(DATA TO PROCESS)
________

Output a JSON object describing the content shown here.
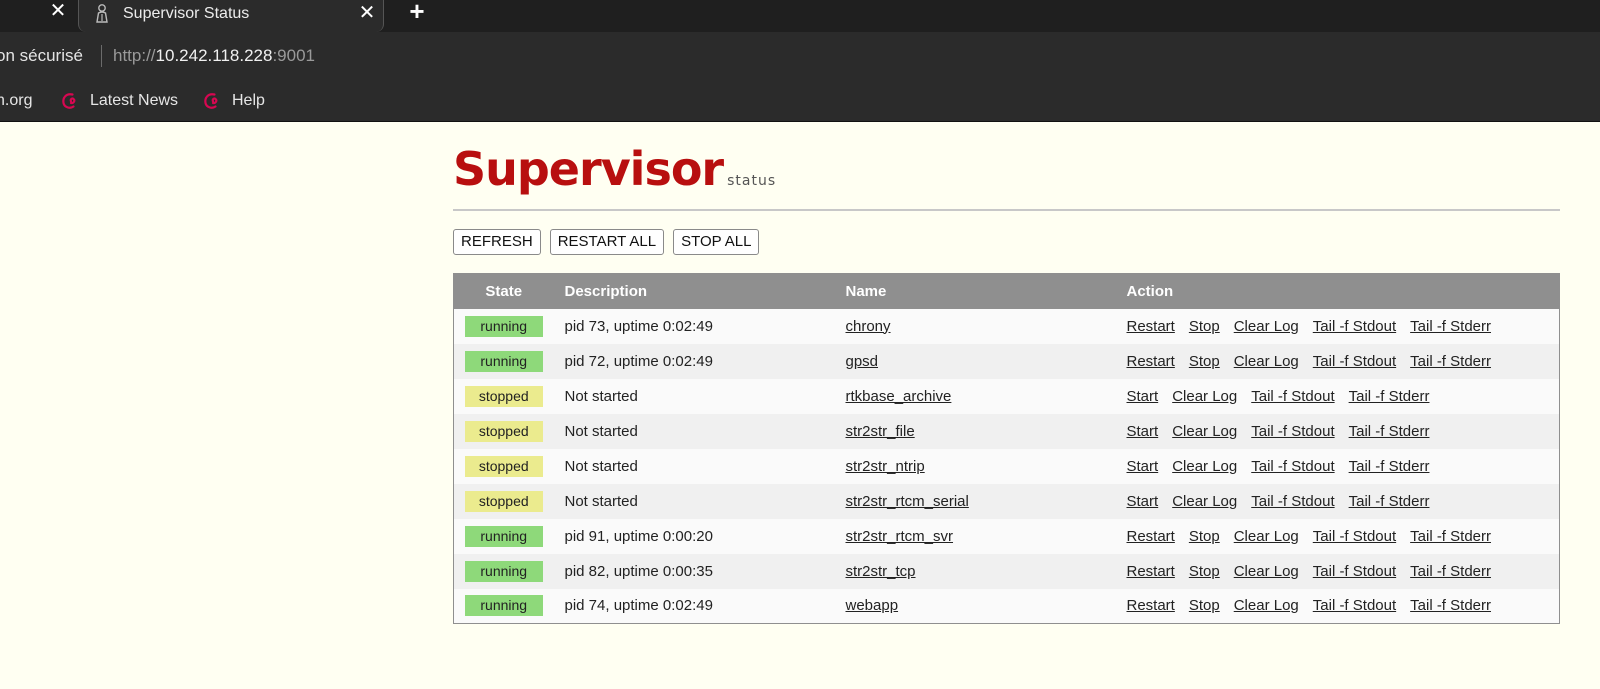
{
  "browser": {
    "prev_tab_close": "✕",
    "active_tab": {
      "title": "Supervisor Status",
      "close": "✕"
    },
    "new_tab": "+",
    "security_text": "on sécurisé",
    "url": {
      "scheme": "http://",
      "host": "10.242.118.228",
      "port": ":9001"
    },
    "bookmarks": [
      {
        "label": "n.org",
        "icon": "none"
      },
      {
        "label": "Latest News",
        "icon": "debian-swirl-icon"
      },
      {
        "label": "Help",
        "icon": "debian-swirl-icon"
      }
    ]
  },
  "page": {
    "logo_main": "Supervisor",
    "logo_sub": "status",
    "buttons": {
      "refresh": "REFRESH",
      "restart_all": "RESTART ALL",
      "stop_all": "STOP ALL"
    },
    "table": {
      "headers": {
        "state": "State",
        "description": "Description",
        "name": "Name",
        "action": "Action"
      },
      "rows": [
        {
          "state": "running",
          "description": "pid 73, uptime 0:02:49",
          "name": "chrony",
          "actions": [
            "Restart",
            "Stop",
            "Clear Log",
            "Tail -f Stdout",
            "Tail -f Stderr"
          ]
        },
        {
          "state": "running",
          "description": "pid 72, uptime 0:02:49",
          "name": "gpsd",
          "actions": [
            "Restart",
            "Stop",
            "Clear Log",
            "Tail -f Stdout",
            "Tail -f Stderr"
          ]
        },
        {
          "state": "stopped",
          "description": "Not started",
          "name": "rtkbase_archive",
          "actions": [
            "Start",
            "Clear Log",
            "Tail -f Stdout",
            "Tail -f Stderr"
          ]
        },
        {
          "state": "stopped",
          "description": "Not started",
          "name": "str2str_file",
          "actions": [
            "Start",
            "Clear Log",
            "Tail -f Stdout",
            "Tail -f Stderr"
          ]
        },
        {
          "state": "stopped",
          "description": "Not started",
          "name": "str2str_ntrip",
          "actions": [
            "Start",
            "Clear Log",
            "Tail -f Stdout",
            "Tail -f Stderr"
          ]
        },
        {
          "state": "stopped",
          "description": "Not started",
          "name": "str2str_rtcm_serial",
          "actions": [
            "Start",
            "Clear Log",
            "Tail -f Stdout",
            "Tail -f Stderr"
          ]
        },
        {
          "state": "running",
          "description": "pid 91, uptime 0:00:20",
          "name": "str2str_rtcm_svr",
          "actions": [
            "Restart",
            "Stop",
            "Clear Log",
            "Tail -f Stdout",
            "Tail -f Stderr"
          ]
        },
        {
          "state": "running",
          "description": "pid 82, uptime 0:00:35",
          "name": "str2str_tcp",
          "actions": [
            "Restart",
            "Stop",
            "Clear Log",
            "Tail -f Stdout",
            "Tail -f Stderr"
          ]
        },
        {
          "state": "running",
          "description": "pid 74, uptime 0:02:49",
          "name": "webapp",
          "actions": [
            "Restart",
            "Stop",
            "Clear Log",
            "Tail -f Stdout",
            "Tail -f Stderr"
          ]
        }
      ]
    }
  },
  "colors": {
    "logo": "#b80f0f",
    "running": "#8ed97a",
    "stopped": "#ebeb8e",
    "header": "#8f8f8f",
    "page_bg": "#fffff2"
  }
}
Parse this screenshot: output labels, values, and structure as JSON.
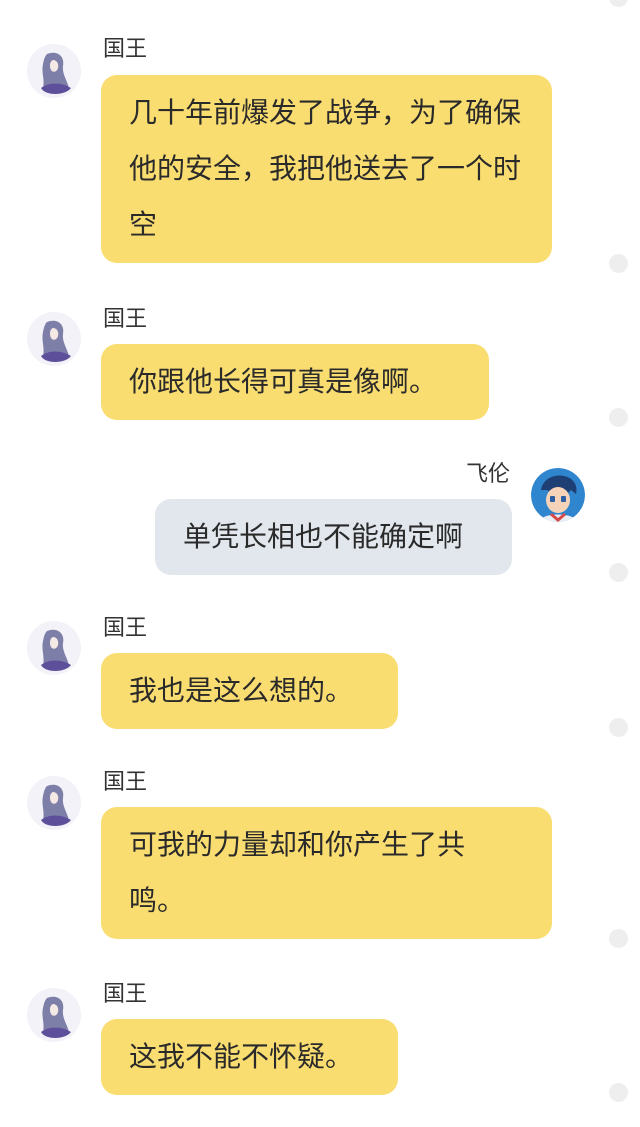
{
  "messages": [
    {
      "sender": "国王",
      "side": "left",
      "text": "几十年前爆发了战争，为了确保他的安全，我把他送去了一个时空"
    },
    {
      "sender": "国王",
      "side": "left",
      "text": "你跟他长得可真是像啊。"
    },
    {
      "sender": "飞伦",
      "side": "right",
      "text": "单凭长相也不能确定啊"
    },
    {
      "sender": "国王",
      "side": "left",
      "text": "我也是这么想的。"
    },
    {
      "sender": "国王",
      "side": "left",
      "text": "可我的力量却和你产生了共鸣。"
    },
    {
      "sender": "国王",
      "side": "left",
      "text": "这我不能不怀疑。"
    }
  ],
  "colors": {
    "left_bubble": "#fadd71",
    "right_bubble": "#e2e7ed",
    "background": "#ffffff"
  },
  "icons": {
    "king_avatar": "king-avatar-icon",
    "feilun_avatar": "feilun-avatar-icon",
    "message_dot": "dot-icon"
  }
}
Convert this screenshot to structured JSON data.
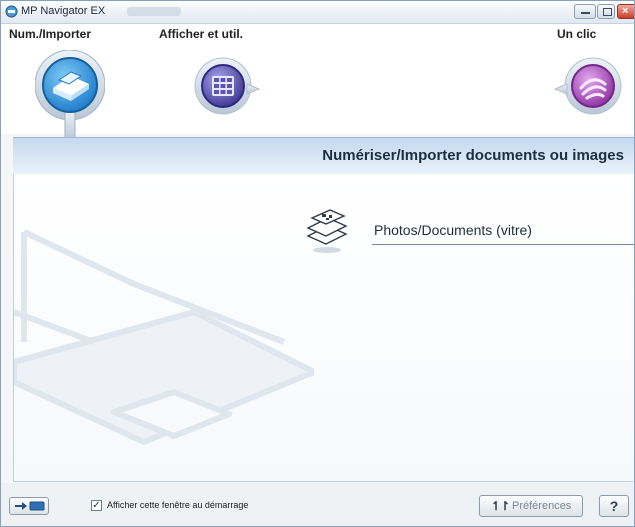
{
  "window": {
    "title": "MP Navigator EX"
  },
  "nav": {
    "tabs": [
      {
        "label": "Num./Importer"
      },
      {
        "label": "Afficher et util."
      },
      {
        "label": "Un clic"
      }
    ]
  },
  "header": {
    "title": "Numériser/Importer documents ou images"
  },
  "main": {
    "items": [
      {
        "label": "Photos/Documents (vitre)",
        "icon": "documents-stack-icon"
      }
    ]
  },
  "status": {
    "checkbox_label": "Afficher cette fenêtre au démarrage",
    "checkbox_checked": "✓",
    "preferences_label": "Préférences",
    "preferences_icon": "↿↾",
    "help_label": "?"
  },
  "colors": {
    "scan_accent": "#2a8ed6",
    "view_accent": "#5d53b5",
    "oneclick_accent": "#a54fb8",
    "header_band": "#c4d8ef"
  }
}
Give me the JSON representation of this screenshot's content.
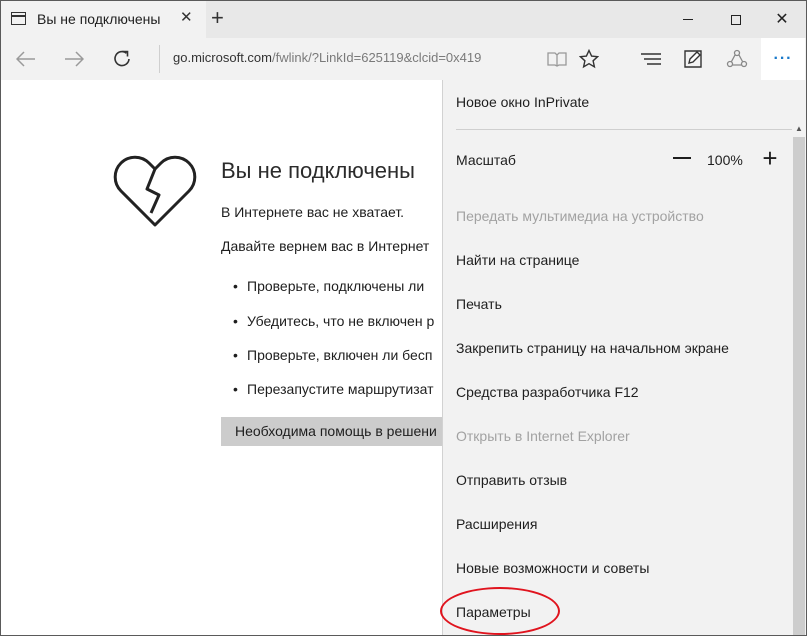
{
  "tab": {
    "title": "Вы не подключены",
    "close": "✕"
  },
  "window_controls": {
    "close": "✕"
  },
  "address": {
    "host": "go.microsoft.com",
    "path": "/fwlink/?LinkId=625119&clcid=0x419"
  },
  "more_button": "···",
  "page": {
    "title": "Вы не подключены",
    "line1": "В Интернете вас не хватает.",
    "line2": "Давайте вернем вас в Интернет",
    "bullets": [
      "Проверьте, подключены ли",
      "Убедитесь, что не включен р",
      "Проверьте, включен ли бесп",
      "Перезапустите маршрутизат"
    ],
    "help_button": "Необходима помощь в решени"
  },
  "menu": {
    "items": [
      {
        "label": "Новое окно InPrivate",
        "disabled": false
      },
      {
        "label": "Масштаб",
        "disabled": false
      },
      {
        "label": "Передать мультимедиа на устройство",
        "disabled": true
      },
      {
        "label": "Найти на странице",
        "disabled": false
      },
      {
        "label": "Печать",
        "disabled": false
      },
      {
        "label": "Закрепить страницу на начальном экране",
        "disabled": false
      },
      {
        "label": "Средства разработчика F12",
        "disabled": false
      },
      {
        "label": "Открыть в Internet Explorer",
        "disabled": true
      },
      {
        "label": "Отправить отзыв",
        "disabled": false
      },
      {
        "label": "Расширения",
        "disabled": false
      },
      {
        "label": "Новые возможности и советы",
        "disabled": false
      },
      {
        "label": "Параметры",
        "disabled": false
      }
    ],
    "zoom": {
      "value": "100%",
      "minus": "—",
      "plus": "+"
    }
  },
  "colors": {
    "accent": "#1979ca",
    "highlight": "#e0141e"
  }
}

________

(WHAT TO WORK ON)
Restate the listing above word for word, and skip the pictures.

(EXERCISE RESPONSE)
Output a JSON object describing the content shown here.
{
  "browser": {
    "prev_tab_close": "✕",
    "active_tab": {
      "title": "Supervisor Status",
      "close": "✕"
    },
    "new_tab": "+",
    "security_text": "on sécurisé",
    "url": {
      "scheme": "http://",
      "host": "10.242.118.228",
      "port": ":9001"
    },
    "bookmarks": [
      {
        "label": "n.org",
        "icon": "none"
      },
      {
        "label": "Latest News",
        "icon": "debian-swirl-icon"
      },
      {
        "label": "Help",
        "icon": "debian-swirl-icon"
      }
    ]
  },
  "page": {
    "logo_main": "Supervisor",
    "logo_sub": "status",
    "buttons": {
      "refresh": "REFRESH",
      "restart_all": "RESTART ALL",
      "stop_all": "STOP ALL"
    },
    "table": {
      "headers": {
        "state": "State",
        "description": "Description",
        "name": "Name",
        "action": "Action"
      },
      "rows": [
        {
          "state": "running",
          "description": "pid 73, uptime 0:02:49",
          "name": "chrony",
          "actions": [
            "Restart",
            "Stop",
            "Clear Log",
            "Tail -f Stdout",
            "Tail -f Stderr"
          ]
        },
        {
          "state": "running",
          "description": "pid 72, uptime 0:02:49",
          "name": "gpsd",
          "actions": [
            "Restart",
            "Stop",
            "Clear Log",
            "Tail -f Stdout",
            "Tail -f Stderr"
          ]
        },
        {
          "state": "stopped",
          "description": "Not started",
          "name": "rtkbase_archive",
          "actions": [
            "Start",
            "Clear Log",
            "Tail -f Stdout",
            "Tail -f Stderr"
          ]
        },
        {
          "state": "stopped",
          "description": "Not started",
          "name": "str2str_file",
          "actions": [
            "Start",
            "Clear Log",
            "Tail -f Stdout",
            "Tail -f Stderr"
          ]
        },
        {
          "state": "stopped",
          "description": "Not started",
          "name": "str2str_ntrip",
          "actions": [
            "Start",
            "Clear Log",
            "Tail -f Stdout",
            "Tail -f Stderr"
          ]
        },
        {
          "state": "stopped",
          "description": "Not started",
          "name": "str2str_rtcm_serial",
          "actions": [
            "Start",
            "Clear Log",
            "Tail -f Stdout",
            "Tail -f Stderr"
          ]
        },
        {
          "state": "running",
          "description": "pid 91, uptime 0:00:20",
          "name": "str2str_rtcm_svr",
          "actions": [
            "Restart",
            "Stop",
            "Clear Log",
            "Tail -f Stdout",
            "Tail -f Stderr"
          ]
        },
        {
          "state": "running",
          "description": "pid 82, uptime 0:00:35",
          "name": "str2str_tcp",
          "actions": [
            "Restart",
            "Stop",
            "Clear Log",
            "Tail -f Stdout",
            "Tail -f Stderr"
          ]
        },
        {
          "state": "running",
          "description": "pid 74, uptime 0:02:49",
          "name": "webapp",
          "actions": [
            "Restart",
            "Stop",
            "Clear Log",
            "Tail -f Stdout",
            "Tail -f Stderr"
          ]
        }
      ]
    }
  },
  "colors": {
    "logo": "#b80f0f",
    "running": "#8ed97a",
    "stopped": "#ebeb8e",
    "header": "#8f8f8f",
    "page_bg": "#fffff2"
  }
}
Parse this screenshot: output labels, values, and structure as JSON.
{
  "messages": [
    {
      "sender": "国王",
      "side": "left",
      "text": "几十年前爆发了战争，为了确保他的安全，我把他送去了一个时空"
    },
    {
      "sender": "国王",
      "side": "left",
      "text": "你跟他长得可真是像啊。"
    },
    {
      "sender": "飞伦",
      "side": "right",
      "text": "单凭长相也不能确定啊"
    },
    {
      "sender": "国王",
      "side": "left",
      "text": "我也是这么想的。"
    },
    {
      "sender": "国王",
      "side": "left",
      "text": "可我的力量却和你产生了共鸣。"
    },
    {
      "sender": "国王",
      "side": "left",
      "text": "这我不能不怀疑。"
    }
  ],
  "colors": {
    "left_bubble": "#fadd71",
    "right_bubble": "#e2e7ed",
    "background": "#ffffff"
  },
  "icons": {
    "king_avatar": "king-avatar-icon",
    "feilun_avatar": "feilun-avatar-icon",
    "message_dot": "dot-icon"
  }
}
Convert this screenshot to structured JSON data.
{
  "window": {
    "title": "MP Navigator EX"
  },
  "nav": {
    "tabs": [
      {
        "label": "Num./Importer"
      },
      {
        "label": "Afficher et util."
      },
      {
        "label": "Un clic"
      }
    ]
  },
  "header": {
    "title": "Numériser/Importer documents ou images"
  },
  "main": {
    "items": [
      {
        "label": "Photos/Documents (vitre)",
        "icon": "documents-stack-icon"
      }
    ]
  },
  "status": {
    "checkbox_label": "Afficher cette fenêtre au démarrage",
    "checkbox_checked": "✓",
    "preferences_label": "Préférences",
    "preferences_icon": "↿↾",
    "help_label": "?"
  },
  "colors": {
    "scan_accent": "#2a8ed6",
    "view_accent": "#5d53b5",
    "oneclick_accent": "#a54fb8",
    "header_band": "#c4d8ef"
  }
}
Give me the JSON representation of this screenshot's content.
{
  "tab": {
    "title": "Вы не подключены",
    "close": "✕"
  },
  "window_controls": {
    "close": "✕"
  },
  "address": {
    "host": "go.microsoft.com",
    "path": "/fwlink/?LinkId=625119&clcid=0x419"
  },
  "more_button": "···",
  "page": {
    "title": "Вы не подключены",
    "line1": "В Интернете вас не хватает.",
    "line2": "Давайте вернем вас в Интернет",
    "bullets": [
      "Проверьте, подключены ли",
      "Убедитесь, что не включен р",
      "Проверьте, включен ли бесп",
      "Перезапустите маршрутизат"
    ],
    "help_button": "Необходима помощь в решени"
  },
  "menu": {
    "items": [
      {
        "label": "Новое окно InPrivate",
        "disabled": false
      },
      {
        "label": "Масштаб",
        "disabled": false
      },
      {
        "label": "Передать мультимедиа на устройство",
        "disabled": true
      },
      {
        "label": "Найти на странице",
        "disabled": false
      },
      {
        "label": "Печать",
        "disabled": false
      },
      {
        "label": "Закрепить страницу на начальном экране",
        "disabled": false
      },
      {
        "label": "Средства разработчика F12",
        "disabled": false
      },
      {
        "label": "Открыть в Internet Explorer",
        "disabled": true
      },
      {
        "label": "Отправить отзыв",
        "disabled": false
      },
      {
        "label": "Расширения",
        "disabled": false
      },
      {
        "label": "Новые возможности и советы",
        "disabled": false
      },
      {
        "label": "Параметры",
        "disabled": false
      }
    ],
    "zoom": {
      "value": "100%",
      "minus": "—",
      "plus": "+"
    }
  },
  "colors": {
    "accent": "#1979ca",
    "highlight": "#e0141e"
  }
}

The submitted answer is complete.